Businesses in Bath and Somerset could face criminal proceedings if they fail to keep and maintain a register which contains information about individuals or relevant legal entities with a significant or controlling interest in the company.
From April 6 details about those who own or control more than 25 per cent of a business’ shares or voting rights, or who have influence or control over the company or its management, will need to be recorded on a People with Significant Control (PSC) register.
The focus on PSC registers – introduced under the Small Business, Enterprise and Employment Act 2015 (SBEE) – is part of an ongoing Government drive to improve corporate transparency.
The online register, which needs to be filed at Companies House from June 30, will typically include the individual’s name, nationality, date of birth and residential address. Details of legal entities include the firm’s name, its registered or principal office address and the date on which it first became registrable.
With the introduction of the new legislation now less than a month away, businesses in England and Wales are being urged to take action now in order to accurately complete the register. This includes sending out notices to anyone it knows or believes is registrable, with recipients having one month to respond. Individuals and legal entities with a registrable interest must also take proactive steps to notify and supply information to the business.
Louisa Smith, company commercial solicitor at leading commercial law firm Thrings, explains: “To meet the PSC requirements, every business in England and Wales needs to be taking reasonable steps to identify which individuals and legal entities should be included on the register, keep the register up to date and make the register available for public inspection.
“The new rules not only apply to UK incorporated businesses limited by shares or guarantee, but also to limited liability partnerships. Publicly trading companies, foreign organisations operating in the UK and those with UK PSCs are not affected.
“Businesses are not permitted to leave a register empty, even those which have no interests to be registered and those which are dormant. The penalties for non-compliance are serious, and those who fail to keep and maintain a register face a fine, and in some circumstances, a two-year prison sentence.
“Businesses should be aware that the rules surrounding PSC registers are not optional. The registers are playing a key role in a Government initiative to reduce tax evasion, money laundering and terrorist financing, and they need to take action now.”
The SBEE also removes the requirement for those companies required to maintain a PSC register to file an annual return with Companies House. Instead, each year they will need to provide Companies House with a document which confirms they have provided all required information during the 12-month period.
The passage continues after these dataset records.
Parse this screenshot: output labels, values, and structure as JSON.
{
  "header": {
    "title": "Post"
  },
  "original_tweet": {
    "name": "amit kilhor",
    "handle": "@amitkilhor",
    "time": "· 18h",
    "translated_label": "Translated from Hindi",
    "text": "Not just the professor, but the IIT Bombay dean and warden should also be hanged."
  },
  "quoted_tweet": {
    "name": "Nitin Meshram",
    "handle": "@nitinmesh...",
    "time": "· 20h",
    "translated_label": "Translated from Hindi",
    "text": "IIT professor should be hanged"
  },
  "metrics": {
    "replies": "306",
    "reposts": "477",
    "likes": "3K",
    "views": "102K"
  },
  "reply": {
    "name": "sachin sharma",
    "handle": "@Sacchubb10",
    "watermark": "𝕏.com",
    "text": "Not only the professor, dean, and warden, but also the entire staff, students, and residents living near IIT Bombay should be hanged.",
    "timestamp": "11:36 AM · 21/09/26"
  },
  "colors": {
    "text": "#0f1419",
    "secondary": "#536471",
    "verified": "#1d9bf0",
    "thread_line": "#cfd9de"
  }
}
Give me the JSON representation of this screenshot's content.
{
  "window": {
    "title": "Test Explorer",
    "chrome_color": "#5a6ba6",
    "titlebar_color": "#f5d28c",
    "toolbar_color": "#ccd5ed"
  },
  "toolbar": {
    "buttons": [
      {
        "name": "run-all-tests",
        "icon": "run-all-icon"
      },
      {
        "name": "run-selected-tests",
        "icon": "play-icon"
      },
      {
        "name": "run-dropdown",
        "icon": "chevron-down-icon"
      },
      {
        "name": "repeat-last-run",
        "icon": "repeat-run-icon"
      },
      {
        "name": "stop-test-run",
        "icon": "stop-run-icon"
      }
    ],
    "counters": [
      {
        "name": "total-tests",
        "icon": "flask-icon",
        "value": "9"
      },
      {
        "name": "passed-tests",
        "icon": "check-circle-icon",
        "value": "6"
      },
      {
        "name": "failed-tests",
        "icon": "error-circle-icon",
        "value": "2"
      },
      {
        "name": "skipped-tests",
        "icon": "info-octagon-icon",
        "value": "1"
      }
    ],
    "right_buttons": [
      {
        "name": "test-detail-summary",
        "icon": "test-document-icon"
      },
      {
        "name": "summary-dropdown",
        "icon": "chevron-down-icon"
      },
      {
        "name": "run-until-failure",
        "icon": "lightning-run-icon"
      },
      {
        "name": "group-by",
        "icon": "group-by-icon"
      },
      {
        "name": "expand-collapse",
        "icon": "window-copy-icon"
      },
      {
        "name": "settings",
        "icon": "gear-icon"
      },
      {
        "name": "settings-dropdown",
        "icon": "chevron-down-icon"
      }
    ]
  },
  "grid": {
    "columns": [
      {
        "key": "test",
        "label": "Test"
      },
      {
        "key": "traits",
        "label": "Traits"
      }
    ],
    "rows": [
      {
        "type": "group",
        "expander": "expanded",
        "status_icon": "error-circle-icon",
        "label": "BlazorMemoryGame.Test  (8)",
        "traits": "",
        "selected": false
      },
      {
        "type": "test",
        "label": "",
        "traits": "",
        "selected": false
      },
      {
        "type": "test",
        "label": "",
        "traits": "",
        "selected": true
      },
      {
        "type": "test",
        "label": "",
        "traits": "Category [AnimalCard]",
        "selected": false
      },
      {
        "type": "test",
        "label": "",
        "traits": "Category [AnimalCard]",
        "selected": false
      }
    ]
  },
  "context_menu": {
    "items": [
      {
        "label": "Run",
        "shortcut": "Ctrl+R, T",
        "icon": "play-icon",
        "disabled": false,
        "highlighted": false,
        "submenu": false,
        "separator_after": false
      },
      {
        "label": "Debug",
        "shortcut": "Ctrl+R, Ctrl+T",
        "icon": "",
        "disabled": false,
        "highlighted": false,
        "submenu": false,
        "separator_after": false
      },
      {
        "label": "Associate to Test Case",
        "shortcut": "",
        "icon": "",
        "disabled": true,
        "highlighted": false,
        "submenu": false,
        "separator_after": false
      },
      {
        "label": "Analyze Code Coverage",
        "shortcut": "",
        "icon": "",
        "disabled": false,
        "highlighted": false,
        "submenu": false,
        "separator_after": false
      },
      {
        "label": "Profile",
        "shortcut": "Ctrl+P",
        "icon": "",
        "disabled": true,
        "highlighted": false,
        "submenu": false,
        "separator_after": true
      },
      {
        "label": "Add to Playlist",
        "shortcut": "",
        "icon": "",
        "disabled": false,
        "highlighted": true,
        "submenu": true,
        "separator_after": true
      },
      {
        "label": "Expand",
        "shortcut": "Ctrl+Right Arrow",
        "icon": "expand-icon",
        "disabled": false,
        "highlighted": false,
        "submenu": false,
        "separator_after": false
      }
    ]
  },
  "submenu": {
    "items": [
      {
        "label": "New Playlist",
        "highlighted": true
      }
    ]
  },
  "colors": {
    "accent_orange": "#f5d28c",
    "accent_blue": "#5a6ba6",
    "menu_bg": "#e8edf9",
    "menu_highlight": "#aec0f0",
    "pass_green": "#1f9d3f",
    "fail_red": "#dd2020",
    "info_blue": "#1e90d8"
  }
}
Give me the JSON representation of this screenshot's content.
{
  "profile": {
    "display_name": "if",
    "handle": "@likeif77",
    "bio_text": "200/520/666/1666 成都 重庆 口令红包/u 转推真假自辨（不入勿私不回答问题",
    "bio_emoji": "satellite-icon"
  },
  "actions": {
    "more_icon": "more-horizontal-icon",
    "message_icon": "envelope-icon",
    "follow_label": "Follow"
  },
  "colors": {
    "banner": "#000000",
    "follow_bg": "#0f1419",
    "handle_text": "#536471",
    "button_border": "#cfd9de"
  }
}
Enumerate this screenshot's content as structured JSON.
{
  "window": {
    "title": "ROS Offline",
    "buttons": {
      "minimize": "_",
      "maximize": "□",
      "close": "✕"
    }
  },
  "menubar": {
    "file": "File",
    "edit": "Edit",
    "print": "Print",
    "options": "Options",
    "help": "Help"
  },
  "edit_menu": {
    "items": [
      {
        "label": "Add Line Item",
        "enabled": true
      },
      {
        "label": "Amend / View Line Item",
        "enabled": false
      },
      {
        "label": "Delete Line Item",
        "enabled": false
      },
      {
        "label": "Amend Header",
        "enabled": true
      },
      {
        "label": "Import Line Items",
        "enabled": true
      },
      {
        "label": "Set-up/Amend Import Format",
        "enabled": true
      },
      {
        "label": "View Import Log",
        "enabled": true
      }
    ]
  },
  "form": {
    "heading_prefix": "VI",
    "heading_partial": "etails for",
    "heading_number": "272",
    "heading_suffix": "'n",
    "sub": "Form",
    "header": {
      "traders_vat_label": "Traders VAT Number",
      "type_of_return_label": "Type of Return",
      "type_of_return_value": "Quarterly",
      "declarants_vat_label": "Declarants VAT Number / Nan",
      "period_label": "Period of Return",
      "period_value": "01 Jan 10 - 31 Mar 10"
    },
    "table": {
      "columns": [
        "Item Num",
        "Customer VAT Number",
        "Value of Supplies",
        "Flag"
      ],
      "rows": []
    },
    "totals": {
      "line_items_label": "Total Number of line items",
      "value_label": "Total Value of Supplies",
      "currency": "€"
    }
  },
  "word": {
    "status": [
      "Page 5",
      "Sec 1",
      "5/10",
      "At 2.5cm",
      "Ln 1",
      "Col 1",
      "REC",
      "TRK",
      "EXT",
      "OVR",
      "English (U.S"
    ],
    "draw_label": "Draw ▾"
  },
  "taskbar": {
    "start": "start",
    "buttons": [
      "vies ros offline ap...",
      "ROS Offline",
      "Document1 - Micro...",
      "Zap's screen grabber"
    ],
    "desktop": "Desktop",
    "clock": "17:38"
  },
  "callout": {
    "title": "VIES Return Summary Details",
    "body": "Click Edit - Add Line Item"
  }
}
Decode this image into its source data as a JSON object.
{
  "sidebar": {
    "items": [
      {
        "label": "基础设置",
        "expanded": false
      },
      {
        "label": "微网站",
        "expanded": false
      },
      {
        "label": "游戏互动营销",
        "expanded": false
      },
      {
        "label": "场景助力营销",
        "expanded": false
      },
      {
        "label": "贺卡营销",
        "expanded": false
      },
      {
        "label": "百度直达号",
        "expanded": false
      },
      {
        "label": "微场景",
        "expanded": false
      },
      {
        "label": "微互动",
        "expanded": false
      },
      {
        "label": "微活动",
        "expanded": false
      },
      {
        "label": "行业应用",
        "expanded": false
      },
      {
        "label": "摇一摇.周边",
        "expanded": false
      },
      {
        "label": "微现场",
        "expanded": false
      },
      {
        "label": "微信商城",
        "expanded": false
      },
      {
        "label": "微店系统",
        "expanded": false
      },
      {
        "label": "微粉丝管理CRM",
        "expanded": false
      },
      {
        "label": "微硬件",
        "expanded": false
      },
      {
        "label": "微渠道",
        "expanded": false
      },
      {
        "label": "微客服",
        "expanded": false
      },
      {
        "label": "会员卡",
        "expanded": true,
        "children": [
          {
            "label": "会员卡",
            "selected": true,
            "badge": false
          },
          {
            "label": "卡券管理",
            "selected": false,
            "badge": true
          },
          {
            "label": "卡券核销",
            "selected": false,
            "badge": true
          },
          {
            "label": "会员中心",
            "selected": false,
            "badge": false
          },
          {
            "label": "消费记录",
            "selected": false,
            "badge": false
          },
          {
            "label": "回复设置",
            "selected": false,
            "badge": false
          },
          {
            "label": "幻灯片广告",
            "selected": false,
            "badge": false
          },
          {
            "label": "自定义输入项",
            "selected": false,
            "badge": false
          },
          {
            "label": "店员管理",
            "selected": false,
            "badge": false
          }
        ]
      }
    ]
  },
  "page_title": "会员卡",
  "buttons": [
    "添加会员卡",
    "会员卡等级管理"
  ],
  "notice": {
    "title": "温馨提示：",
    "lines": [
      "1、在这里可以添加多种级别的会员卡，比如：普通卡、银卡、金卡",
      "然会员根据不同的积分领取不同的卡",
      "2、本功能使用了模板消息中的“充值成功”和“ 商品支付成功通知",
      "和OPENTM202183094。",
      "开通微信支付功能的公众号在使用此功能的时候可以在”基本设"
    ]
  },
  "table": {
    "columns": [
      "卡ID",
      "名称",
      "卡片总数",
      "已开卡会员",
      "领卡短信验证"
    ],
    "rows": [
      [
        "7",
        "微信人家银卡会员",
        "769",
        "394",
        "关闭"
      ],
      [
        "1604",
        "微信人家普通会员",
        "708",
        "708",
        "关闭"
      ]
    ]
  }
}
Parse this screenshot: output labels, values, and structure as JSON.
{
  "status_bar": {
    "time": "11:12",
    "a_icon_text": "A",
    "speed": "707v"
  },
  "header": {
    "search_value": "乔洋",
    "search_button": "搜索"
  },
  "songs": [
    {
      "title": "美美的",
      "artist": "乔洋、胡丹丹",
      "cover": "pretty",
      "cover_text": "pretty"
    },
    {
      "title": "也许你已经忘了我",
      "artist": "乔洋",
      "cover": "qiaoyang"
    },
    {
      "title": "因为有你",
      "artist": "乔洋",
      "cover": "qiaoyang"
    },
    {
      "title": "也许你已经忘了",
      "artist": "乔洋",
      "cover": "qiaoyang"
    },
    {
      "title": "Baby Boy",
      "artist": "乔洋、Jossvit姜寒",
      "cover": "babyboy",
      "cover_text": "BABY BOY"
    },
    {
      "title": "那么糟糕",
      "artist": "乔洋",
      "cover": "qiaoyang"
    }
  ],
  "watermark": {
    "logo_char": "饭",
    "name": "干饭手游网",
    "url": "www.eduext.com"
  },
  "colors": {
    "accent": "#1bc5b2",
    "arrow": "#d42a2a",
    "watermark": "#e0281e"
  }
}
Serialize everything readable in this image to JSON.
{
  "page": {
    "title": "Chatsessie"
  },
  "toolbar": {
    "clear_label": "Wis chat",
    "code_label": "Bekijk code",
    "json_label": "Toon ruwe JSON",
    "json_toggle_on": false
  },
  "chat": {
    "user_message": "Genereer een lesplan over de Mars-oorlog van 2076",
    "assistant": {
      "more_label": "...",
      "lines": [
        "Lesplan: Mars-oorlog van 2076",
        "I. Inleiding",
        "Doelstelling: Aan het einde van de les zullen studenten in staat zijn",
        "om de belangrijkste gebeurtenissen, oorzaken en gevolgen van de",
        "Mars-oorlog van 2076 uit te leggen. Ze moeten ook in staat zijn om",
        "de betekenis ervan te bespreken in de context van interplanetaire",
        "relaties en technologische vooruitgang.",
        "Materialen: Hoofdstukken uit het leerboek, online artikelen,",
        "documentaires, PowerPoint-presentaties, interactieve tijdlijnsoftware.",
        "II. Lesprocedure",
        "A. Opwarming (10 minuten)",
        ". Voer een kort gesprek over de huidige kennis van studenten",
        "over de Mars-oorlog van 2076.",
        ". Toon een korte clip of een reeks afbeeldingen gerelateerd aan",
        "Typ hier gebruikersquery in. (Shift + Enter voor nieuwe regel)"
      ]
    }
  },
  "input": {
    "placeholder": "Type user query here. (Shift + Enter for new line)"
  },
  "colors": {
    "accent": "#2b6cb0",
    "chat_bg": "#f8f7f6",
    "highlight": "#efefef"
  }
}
Further changes under the SBEE are set to be announced later this year, including a directive which prevents UK businesses from having or appointing corporate directors. This will mean that from October, businesses will only be permitted to appoint natural persons as directors.
Pictured above: Louisa Smith, company commercial solicitor at Thrings